Following the Euro 2020 Final, many took to social media sites to voice their disappointment. However, that evening, and the days that followed social media sites were flooded with posts and comments, which saw three of England’s footballers subjected to abhorrent racial abuse.
But where does this leave employers, whose employees have been involved?
It is important for employers to protect their businesses from any reputational damage that could occur by an employee posting offensive material on social media.
An employer may be made aware of certain comments, and understandably will want to take action. However, employers must take care when dismissing employees for misconduct in order to avoid claims of Unfair Dismissal (s94(1) ERA 1996); by those employees with more than two years continuous service.
In order to fairly dismiss an employee for reasons of conduct, the employer must follow the test set in British Home Stores Limited v Burchell , and show:
- At the time of the dismissal it believed the employee to be guilty of misconduct;
- There were reasonable grounds for doing so; and
- They had carried out a reasonable investigation.
There is a crucial tool, which employers should have in place in order to strengthen their position when making dismissals due to employee misconduct on social media – a social media policy.
Social media policies
The purpose of a social media policy is not to prevent employees from using social media sites in their free time; rather it is to provide clear rules that employer’s expect their employees to understand, commit to and follow.
A coherent policy should detail what conduct on social media would amount to misconduct, namely;
- Bullying and harassment – other members of staff or third parties;
- Disclosing confidential information;
- Writing disparaging comments about the employer, employees or customers; and
- Writing or publishing offensive material, which brings the employer into disrepute.

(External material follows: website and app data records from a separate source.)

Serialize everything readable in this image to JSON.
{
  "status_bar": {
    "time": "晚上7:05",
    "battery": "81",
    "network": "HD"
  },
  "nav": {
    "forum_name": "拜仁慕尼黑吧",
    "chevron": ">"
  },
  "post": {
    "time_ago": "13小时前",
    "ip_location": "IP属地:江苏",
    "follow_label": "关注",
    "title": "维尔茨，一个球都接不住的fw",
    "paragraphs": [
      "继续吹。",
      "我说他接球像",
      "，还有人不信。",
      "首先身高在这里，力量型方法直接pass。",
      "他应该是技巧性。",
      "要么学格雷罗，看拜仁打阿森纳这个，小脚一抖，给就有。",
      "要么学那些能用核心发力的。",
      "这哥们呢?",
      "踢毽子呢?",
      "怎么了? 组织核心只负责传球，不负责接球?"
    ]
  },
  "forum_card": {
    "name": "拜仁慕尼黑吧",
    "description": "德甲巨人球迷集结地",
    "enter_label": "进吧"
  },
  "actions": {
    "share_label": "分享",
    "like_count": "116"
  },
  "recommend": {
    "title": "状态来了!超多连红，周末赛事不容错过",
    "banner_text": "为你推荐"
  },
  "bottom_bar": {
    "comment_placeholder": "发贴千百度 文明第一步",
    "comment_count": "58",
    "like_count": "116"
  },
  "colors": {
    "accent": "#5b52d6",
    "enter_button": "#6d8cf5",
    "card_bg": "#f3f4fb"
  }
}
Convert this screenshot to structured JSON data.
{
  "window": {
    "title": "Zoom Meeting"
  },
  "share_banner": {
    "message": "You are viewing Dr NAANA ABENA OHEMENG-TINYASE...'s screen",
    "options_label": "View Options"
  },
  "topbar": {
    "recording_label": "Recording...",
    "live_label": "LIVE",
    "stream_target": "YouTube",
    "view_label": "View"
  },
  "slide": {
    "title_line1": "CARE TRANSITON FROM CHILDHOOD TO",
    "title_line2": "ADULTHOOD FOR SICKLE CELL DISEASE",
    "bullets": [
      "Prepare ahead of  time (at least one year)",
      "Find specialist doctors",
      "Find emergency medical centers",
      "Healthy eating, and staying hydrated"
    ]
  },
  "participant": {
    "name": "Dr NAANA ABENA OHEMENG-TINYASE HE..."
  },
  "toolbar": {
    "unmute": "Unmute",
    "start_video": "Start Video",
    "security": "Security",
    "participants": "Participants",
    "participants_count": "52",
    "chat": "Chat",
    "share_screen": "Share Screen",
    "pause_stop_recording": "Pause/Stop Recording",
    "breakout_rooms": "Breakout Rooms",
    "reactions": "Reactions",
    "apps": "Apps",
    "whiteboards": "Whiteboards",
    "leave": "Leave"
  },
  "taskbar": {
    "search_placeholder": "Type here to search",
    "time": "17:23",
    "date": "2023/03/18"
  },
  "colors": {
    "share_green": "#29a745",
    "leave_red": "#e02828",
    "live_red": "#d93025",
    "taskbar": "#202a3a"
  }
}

ACAS states that any dismissal in response to misconduct online should be ‘proportionate’. Whilst each case will be different, dismissal for an isolated incident of misconduct will not always be fair. Although, having a social media policy in place, and taking steps to ensure employees understand its contents, will increase the likelihood of successfully defending a claim of unfair dismissal.
Having an effective policy in place is an important precaution. However, sufficient training in respect of that policy is paramount to minimise employees behaving inappropriately or offensively online.
The case of Miss M Abdi v Deltec International Courier Ltd  confirmed the importance of all employees receiving thorough training on issues of equality, diversity and inclusion not only to deter employees from acting inappropriately, but also to outline the appropriate course of action for senior management in dealing with such issues, should they arise.
The case involved an employee being a victim of harassment after discovering a group chat dedicated to racially abusing her. On reporting the matter to senior management the Claimant was advised that the situation was nothing more than a ‘he said, she said’ situation.
The Employment Tribunal held that the employer handled the situation ‘inadequately’ and the claimant was subsequently awarded £24,945.72 in respect of injury to feelings and financial losses.
Monitoring your employees
Whilst it is likely that certain comments, especially those published on Twitter, or in a WhatsApp group chat may be brought to an employer’s attention; it is not uncommon for employers to want to monitor their employee’s social media. However, this must be done with care and transparency in order to avoid breaching the implied duty of trust and confidence.
Employers must also be mindful of Article 8 of the European Convention on Human Rights: Respect for private and family life. Arguably if comments are posted on a social media site the employee has jeopardised this to be a ‘private’ action.
The best practice for an employer to monitor their employee’s social media accounts is to notify their employees, by setting out their intentions at the beginning of the employment within the social media policy. This should include, when this may occur, the nature and the duration of the monitoring.
In addition to the potential reputational damage an employer may face, there is also the issue of vicarious liability. If the employee posts on social media ‘in the course of employment’, the employer can be held vicariously liable for those actions.
Further, employers can be vicariously liable for online harassment committed by an employee if the recipient is another employee, despite being outside of working hours.
Similarly, for cases of discrimination employee’s actions are treated as having been done by the employer. If the employer can show it took steps, like those mentioned above and that were reasonably practicable to prevent such action – they will not be liable.
Should you need further advice on this subject, please contact our Employment team on 01227 763939.